*** Provided data ***

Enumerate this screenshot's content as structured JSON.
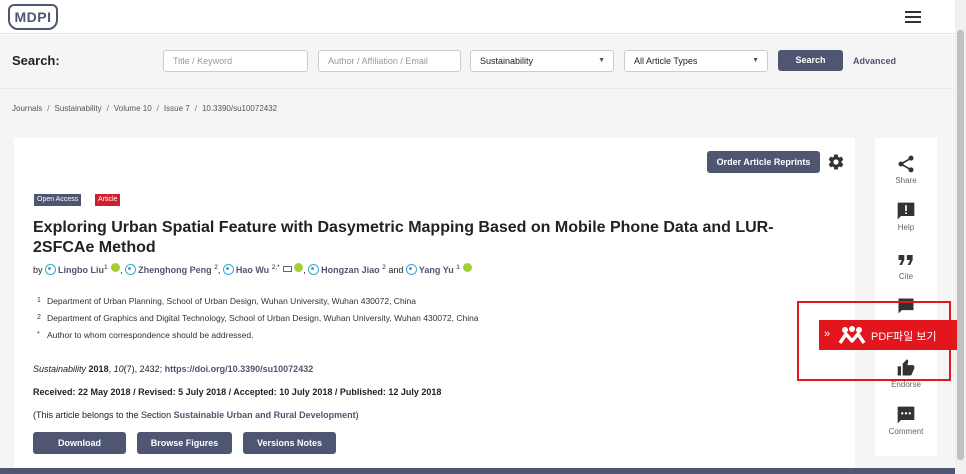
{
  "header": {
    "logo_text": "MDPI"
  },
  "search": {
    "label": "Search:",
    "title_placeholder": "Title / Keyword",
    "author_placeholder": "Author / Affiliation / Email",
    "journal_select": "Sustainability",
    "type_select": "All Article Types",
    "button": "Search",
    "advanced": "Advanced"
  },
  "breadcrumb": [
    "Journals",
    "Sustainability",
    "Volume 10",
    "Issue 7",
    "10.3390/su10072432"
  ],
  "article": {
    "reprints_button": "Order Article Reprints",
    "badges": {
      "open_access": "Open Access",
      "type": "Article"
    },
    "title": "Exploring Urban Spatial Feature with Dasymetric Mapping Based on Mobile Phone Data and LUR-2SFCAe Method",
    "by": "by",
    "authors": [
      {
        "name": "Lingbo Liu",
        "sup": "1",
        "after": ", "
      },
      {
        "name": "Zhenghong Peng",
        "sup": "2",
        "after": ", "
      },
      {
        "name": "Hao Wu",
        "sup": "2,*",
        "after": ", "
      },
      {
        "name": "Hongzan Jiao",
        "sup": "2",
        "after": " and "
      },
      {
        "name": "Yang Yu",
        "sup": "1",
        "after": ""
      }
    ],
    "affiliations": [
      {
        "mark": "1",
        "text": "Department of Urban Planning, School of Urban Design, Wuhan University, Wuhan 430072, China"
      },
      {
        "mark": "2",
        "text": "Department of Graphics and Digital Technology, School of Urban Design, Wuhan University, Wuhan 430072, China"
      },
      {
        "mark": "*",
        "text": "Author to whom correspondence should be addressed."
      }
    ],
    "citation": {
      "journal": "Sustainability",
      "year": "2018",
      "volume": "10",
      "rest": "(7), 2432; ",
      "doi": "https://doi.org/10.3390/su10072432"
    },
    "dates": "Received: 22 May 2018 / Revised: 5 July 2018 / Accepted: 10 July 2018 / Published: 12 July 2018",
    "section_note": {
      "prefix": "(This article belongs to the Section ",
      "section": "Sustainable Urban and Rural Development",
      "suffix": ")"
    },
    "buttons": {
      "download": "Download",
      "browse": "Browse Figures",
      "versions": "Versions Notes"
    }
  },
  "rail": {
    "share": "Share",
    "help": "Help",
    "cite": "Cite",
    "endorse": "Endorse",
    "comment": "Comment"
  },
  "pdf_overlay": {
    "label": "PDF파일 보기",
    "chevron": "»"
  },
  "colors": {
    "brand": "#4f5671",
    "accent_red": "#d21e2d",
    "overlay_red": "#e2161c",
    "orcid_green": "#a6ce39",
    "author_icon": "#35a6d6"
  }
}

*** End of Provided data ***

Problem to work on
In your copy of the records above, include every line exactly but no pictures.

The answer
Enumerate this screenshot's content as structured JSON.
{
  "header": {
    "logo_text": "MDPI"
  },
  "search": {
    "label": "Search:",
    "title_placeholder": "Title / Keyword",
    "author_placeholder": "Author / Affiliation / Email",
    "journal_select": "Sustainability",
    "type_select": "All Article Types",
    "button": "Search",
    "advanced": "Advanced"
  },
  "breadcrumb": [
    "Journals",
    "Sustainability",
    "Volume 10",
    "Issue 7",
    "10.3390/su10072432"
  ],
  "article": {
    "reprints_button": "Order Article Reprints",
    "badges": {
      "open_access": "Open Access",
      "type": "Article"
    },
    "title": "Exploring Urban Spatial Feature with Dasymetric Mapping Based on Mobile Phone Data and LUR-2SFCAe Method",
    "by": "by",
    "authors": [
      {
        "name": "Lingbo Liu",
        "sup": "1",
        "after": ", "
      },
      {
        "name": "Zhenghong Peng",
        "sup": "2",
        "after": ", "
      },
      {
        "name": "Hao Wu",
        "sup": "2,*",
        "after": ", "
      },
      {
        "name": "Hongzan Jiao",
        "sup": "2",
        "after": " and "
      },
      {
        "name": "Yang Yu",
        "sup": "1",
        "after": ""
      }
    ],
    "affiliations": [
      {
        "mark": "1",
        "text": "Department of Urban Planning, School of Urban Design, Wuhan University, Wuhan 430072, China"
      },
      {
        "mark": "2",
        "text": "Department of Graphics and Digital Technology, School of Urban Design, Wuhan University, Wuhan 430072, China"
      },
      {
        "mark": "*",
        "text": "Author to whom correspondence should be addressed."
      }
    ],
    "citation": {
      "journal": "Sustainability",
      "year": "2018",
      "volume": "10",
      "rest": "(7), 2432; ",
      "doi": "https://doi.org/10.3390/su10072432"
    },
    "dates": "Received: 22 May 2018 / Revised: 5 July 2018 / Accepted: 10 July 2018 / Published: 12 July 2018",
    "section_note": {
      "prefix": "(This article belongs to the Section ",
      "section": "Sustainable Urban and Rural Development",
      "suffix": ")"
    },
    "buttons": {
      "download": "Download",
      "browse": "Browse Figures",
      "versions": "Versions Notes"
    }
  },
  "rail": {
    "share": "Share",
    "help": "Help",
    "cite": "Cite",
    "endorse": "Endorse",
    "comment": "Comment"
  },
  "pdf_overlay": {
    "label": "PDF파일 보기",
    "chevron": "»"
  },
  "colors": {
    "brand": "#4f5671",
    "accent_red": "#d21e2d",
    "overlay_red": "#e2161c",
    "orcid_green": "#a6ce39",
    "author_icon": "#35a6d6"
  }
}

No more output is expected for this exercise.